Businesses that rely on technological devices to increase productivity should use these mishaps as a learning curve to find ways to keep things moving, if this should happen again – hopefully it won’t. Otherwise, we’ll continue to experience these disruptions all over again.

RIM has provided a very useful service to many companies local and international.

I read an article in Thursday’s WSJ, by Will Connors, Ben Drummett and Christopher Lawton which said “hardware failure began in Europe, Mideast and Africa since Monday.  The company was forced to “throttle” data traffic through its world-wide servers in order to deal with the backlog, triggering fresh disruptions in previously unaffected markets, including Japan, Singapore and  – starting early Wednesday morning-North America.”

For many professionals, this is a must have.

“Service disruptions affected a wide array of U.S. federal agencies, including the Federal Reserve and the U.S. Treasury, as well as emergency services.”

During the email chaos yesterday afternoon, my boss hadn’t received one email since ten o’clock that morning.  But he didn’t mind.  Others that were affected, vented their frustrations on Twitter and Facebook instantly.

With dwindling sales of Blackberry devices, this serves as ammunition for customers to move to the iPhone and HTC smartphones.

Sources: Wall Street Journal, pages A1 & A2 (Thursday, October 13th)

Roland S. Martin’s blog:

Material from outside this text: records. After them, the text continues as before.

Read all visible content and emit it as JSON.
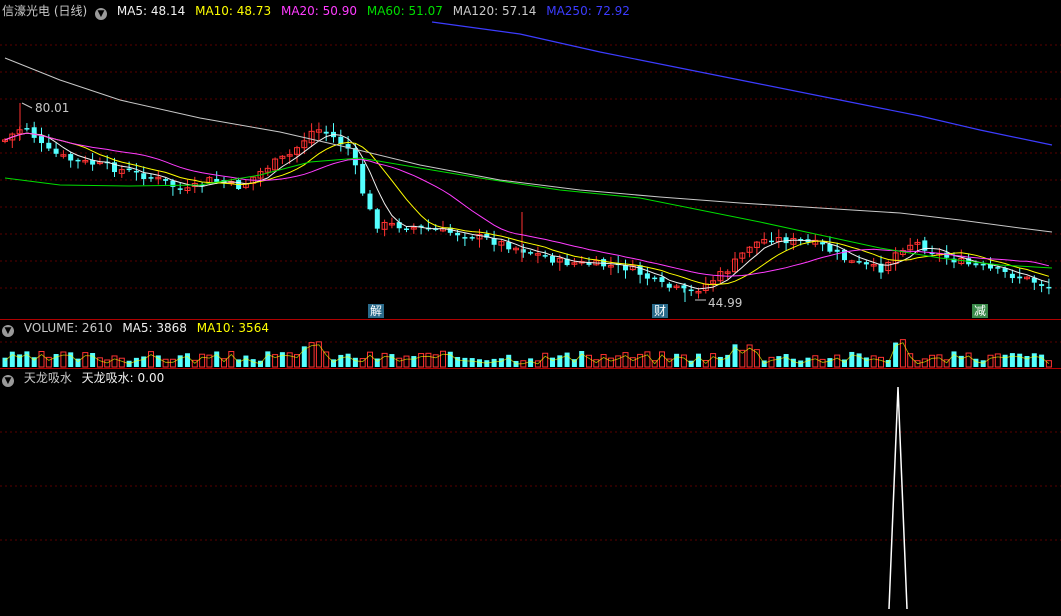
{
  "main": {
    "title": "信濠光电 (日线)",
    "ma": [
      {
        "label": "MA5: 48.14",
        "color": "#f0f0f0"
      },
      {
        "label": "MA10: 48.73",
        "color": "#ffff00"
      },
      {
        "label": "MA20: 50.90",
        "color": "#ff3cff"
      },
      {
        "label": "MA60: 51.07",
        "color": "#00dd00"
      },
      {
        "label": "MA120: 57.14",
        "color": "#c8c8c8"
      },
      {
        "label": "MA250: 72.92",
        "color": "#3c3cff"
      }
    ],
    "high_label": "80.01",
    "low_label": "44.99",
    "markers": [
      {
        "text": "解"
      },
      {
        "text": "财"
      },
      {
        "text": "减"
      }
    ]
  },
  "volume": {
    "label": "VOLUME: 2610",
    "ma5": "MA5: 3868",
    "ma10": "MA10: 3564"
  },
  "indicator": {
    "name": "天龙吸水",
    "value": "天龙吸水: 0.00"
  },
  "colors": {
    "up": "#ff3232",
    "down": "#54ffff",
    "grid": "#5a0000",
    "sep": "#b00000"
  }
}
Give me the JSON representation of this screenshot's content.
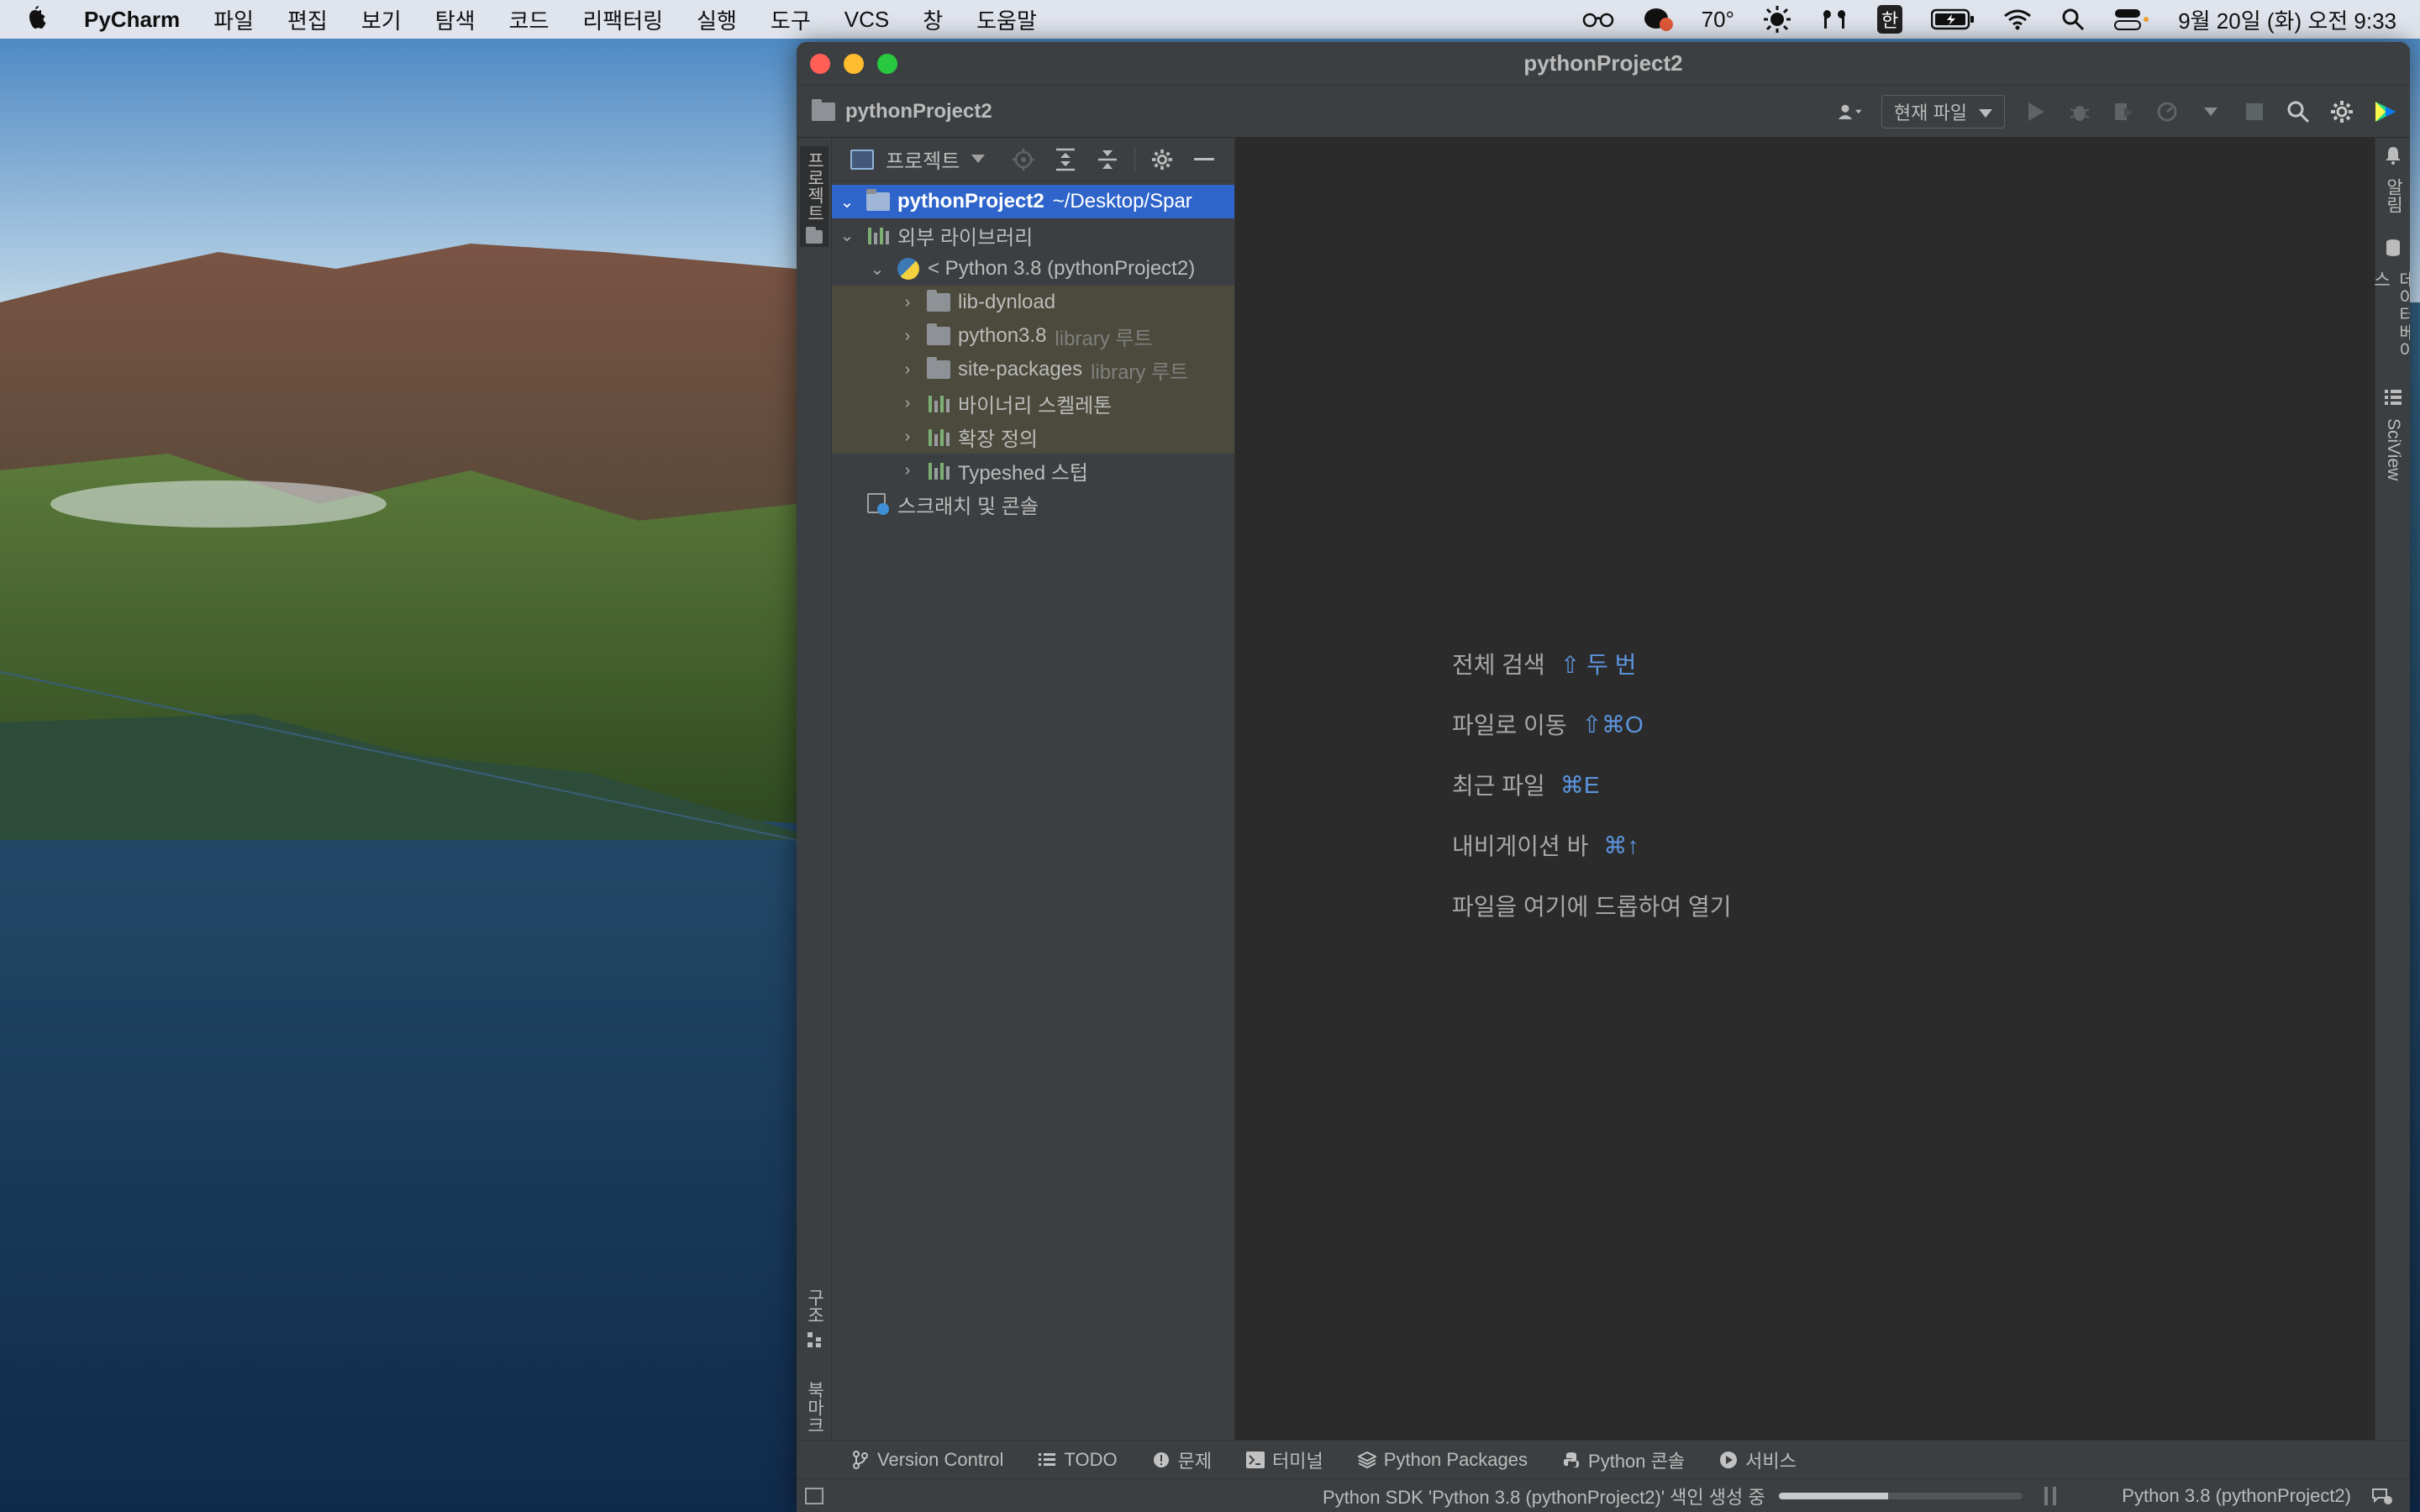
{
  "menubar": {
    "app_name": "PyCharm",
    "items": [
      "파일",
      "편집",
      "보기",
      "탐색",
      "코드",
      "리팩터링",
      "실행",
      "도구",
      "VCS",
      "창",
      "도움말"
    ],
    "weather": "70°",
    "ime": "한",
    "clock": "9월 20일 (화) 오전 9:33"
  },
  "window": {
    "title": "pythonProject2",
    "breadcrumb": "pythonProject2",
    "run_config": "현재 파일"
  },
  "left_stripe": {
    "project_tab": "프로젝트",
    "structure_tab": "구조",
    "bookmarks_tab": "북마크"
  },
  "right_stripe": {
    "notifications_tab": "알림",
    "database_tab": "데이터베이스",
    "sciview_tab": "SciView"
  },
  "project_panel": {
    "view_label": "프로젝트",
    "tree": [
      {
        "label": "pythonProject2",
        "hint": "~/Desktop/Spar",
        "selected": true,
        "depth": 0,
        "expanded": true,
        "icon": "folder-icon"
      },
      {
        "label": "외부 라이브러리",
        "hint": "",
        "depth": 0,
        "expanded": true,
        "icon": "libraries-icon"
      },
      {
        "label": "< Python 3.8 (pythonProject2)",
        "hint": "",
        "depth": 1,
        "expanded": true,
        "icon": "python-icon"
      },
      {
        "label": "lib-dynload",
        "hint": "",
        "depth": 2,
        "expanded": false,
        "icon": "folder-icon"
      },
      {
        "label": "python3.8",
        "hint": "library 루트",
        "depth": 2,
        "expanded": false,
        "icon": "folder-icon"
      },
      {
        "label": "site-packages",
        "hint": "library 루트",
        "depth": 2,
        "expanded": false,
        "icon": "folder-icon"
      },
      {
        "label": "바이너리 스켈레톤",
        "hint": "",
        "depth": 2,
        "expanded": false,
        "icon": "libraries-icon"
      },
      {
        "label": "확장 정의",
        "hint": "",
        "depth": 2,
        "expanded": false,
        "icon": "libraries-icon"
      },
      {
        "label": "Typeshed 스텁",
        "hint": "",
        "depth": 2,
        "expanded": false,
        "icon": "libraries-icon"
      },
      {
        "label": "스크래치 및 콘솔",
        "hint": "",
        "depth": 0,
        "expanded": null,
        "icon": "scratches-icon"
      }
    ]
  },
  "editor_hints": [
    {
      "label": "전체 검색",
      "shortcut": "⇧ 두 번"
    },
    {
      "label": "파일로 이동",
      "shortcut": "⇧⌘O"
    },
    {
      "label": "최근 파일",
      "shortcut": "⌘E"
    },
    {
      "label": "내비게이션 바",
      "shortcut": "⌘↑"
    },
    {
      "label": "파일을 여기에 드롭하여 열기",
      "shortcut": ""
    }
  ],
  "bottom_tabs": [
    "Version Control",
    "TODO",
    "문제",
    "터미널",
    "Python Packages",
    "Python 콘솔",
    "서비스"
  ],
  "status": {
    "task": "Python SDK 'Python 3.8 (pythonProject2)' 색인 생성 중",
    "progress": 0.45,
    "interpreter": "Python 3.8 (pythonProject2)"
  },
  "colors": {
    "selection": "#2f65ca",
    "shortcut": "#5d95df",
    "library_row": "#4b4a3c"
  }
}
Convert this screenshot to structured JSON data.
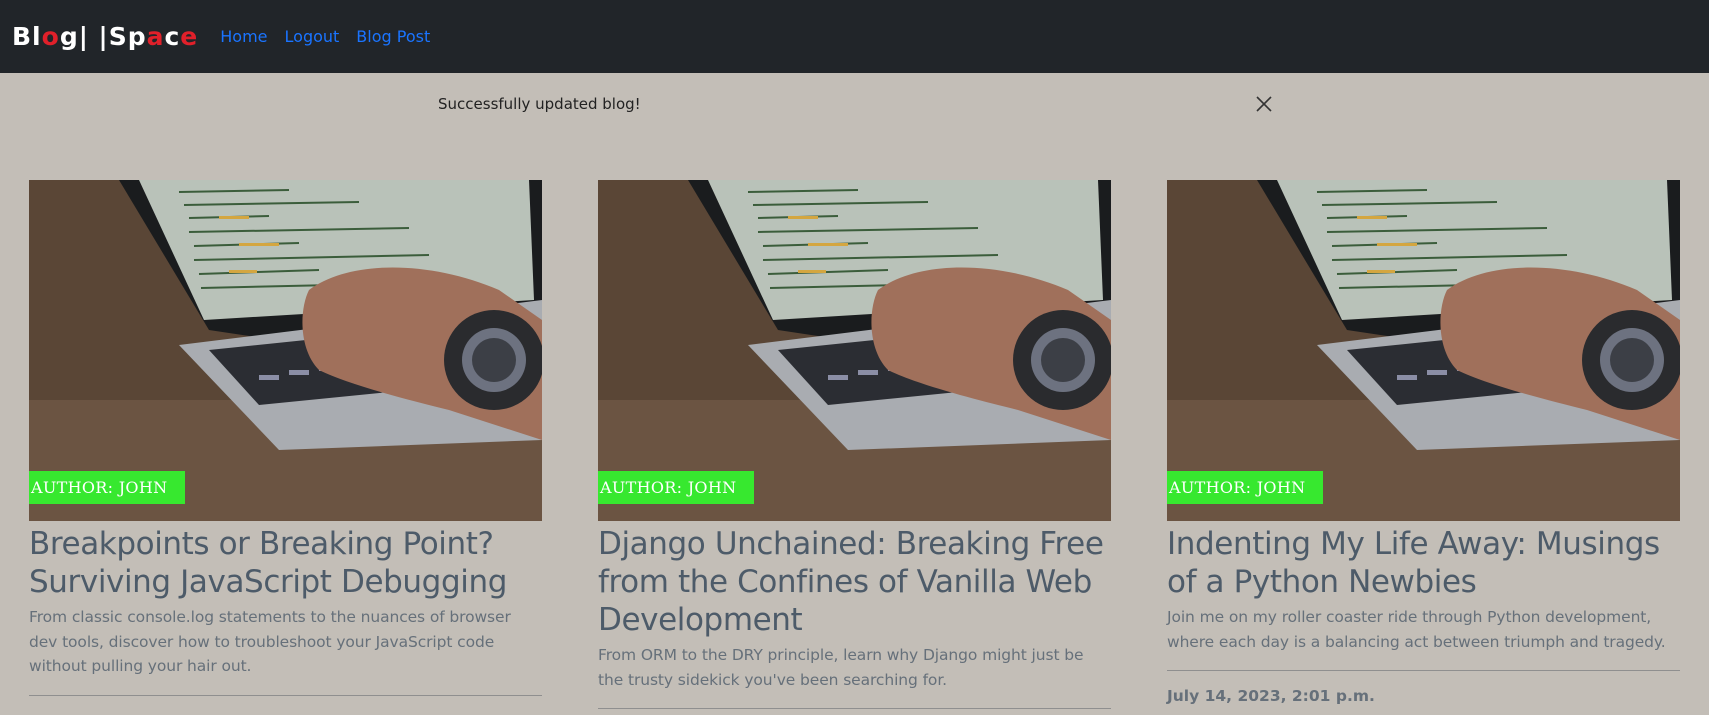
{
  "navbar": {
    "brand_parts": [
      "Bl",
      "o",
      "g",
      "| |",
      "Sp",
      "a",
      "c",
      "e"
    ],
    "links": [
      {
        "label": "Home"
      },
      {
        "label": "Logout"
      },
      {
        "label": "Blog Post"
      }
    ]
  },
  "alert": {
    "message": "Successfully updated blog!",
    "close_icon": "close-icon"
  },
  "colors": {
    "navbar_bg": "#212529",
    "page_bg": "#c3beb7",
    "link": "#1a74ff",
    "badge_bg": "#37e82f",
    "brand_accent": "#e0202a"
  },
  "cards": [
    {
      "author": "AUTHOR: JOHN",
      "title": "Breakpoints or Breaking Point? Surviving JavaScript Debugging",
      "description": "From classic console.log statements to the nuances of browser dev tools, discover how to troubleshoot your JavaScript code without pulling your hair out.",
      "date": ""
    },
    {
      "author": "AUTHOR: JOHN",
      "title": "Django Unchained: Breaking Free from the Confines of Vanilla Web Development",
      "description": "From ORM to the DRY principle, learn why Django might just be the trusty sidekick you've been searching for.",
      "date": ""
    },
    {
      "author": "AUTHOR: JOHN",
      "title": "Indenting My Life Away: Musings of a Python Newbies",
      "description": "Join me on my roller coaster ride through Python development, where each day is a balancing act between triumph and tragedy.",
      "date": "July 14, 2023, 2:01 p.m."
    }
  ]
}
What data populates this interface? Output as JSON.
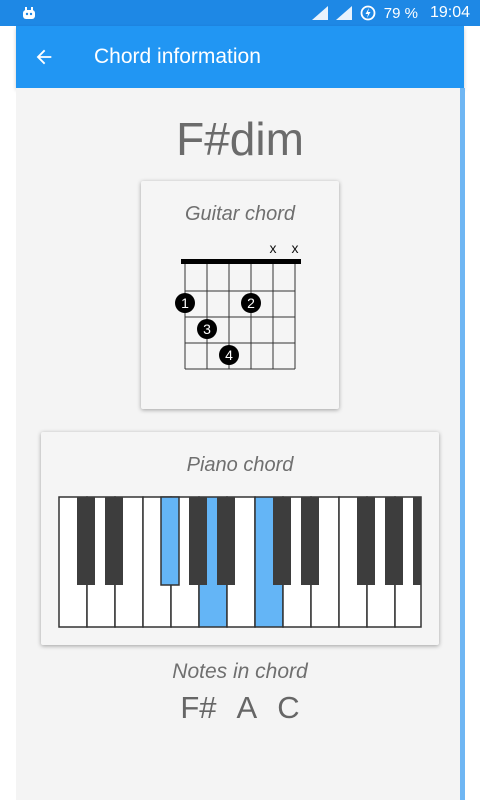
{
  "status_bar": {
    "battery": "79 %",
    "time": "19:04"
  },
  "app_bar": {
    "title": "Chord information"
  },
  "chord": {
    "name": "F#dim"
  },
  "guitar": {
    "title": "Guitar chord",
    "muted_strings_label": [
      "x",
      "x"
    ],
    "fingers": [
      {
        "label": "1"
      },
      {
        "label": "2"
      },
      {
        "label": "3"
      },
      {
        "label": "4"
      }
    ]
  },
  "piano": {
    "title": "Piano chord",
    "highlight_color": "#64b5f6"
  },
  "notes": {
    "heading": "Notes in chord",
    "items": [
      "F#",
      "A",
      "C"
    ]
  },
  "colors": {
    "primary": "#2196f3",
    "primary_dark": "#1e88e5",
    "background": "#f4f4f4"
  }
}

Miranda A. Walker is currently in her freshman year in the B.A. in Communication & Culture program at CUNY School of Professional Studies.  She works in the multi-media industry as an Executive Assistant at the New York Daily News.  In her spare time, she enjoys spending time with her children and reading immensely.  Her dream is to one day run her own company.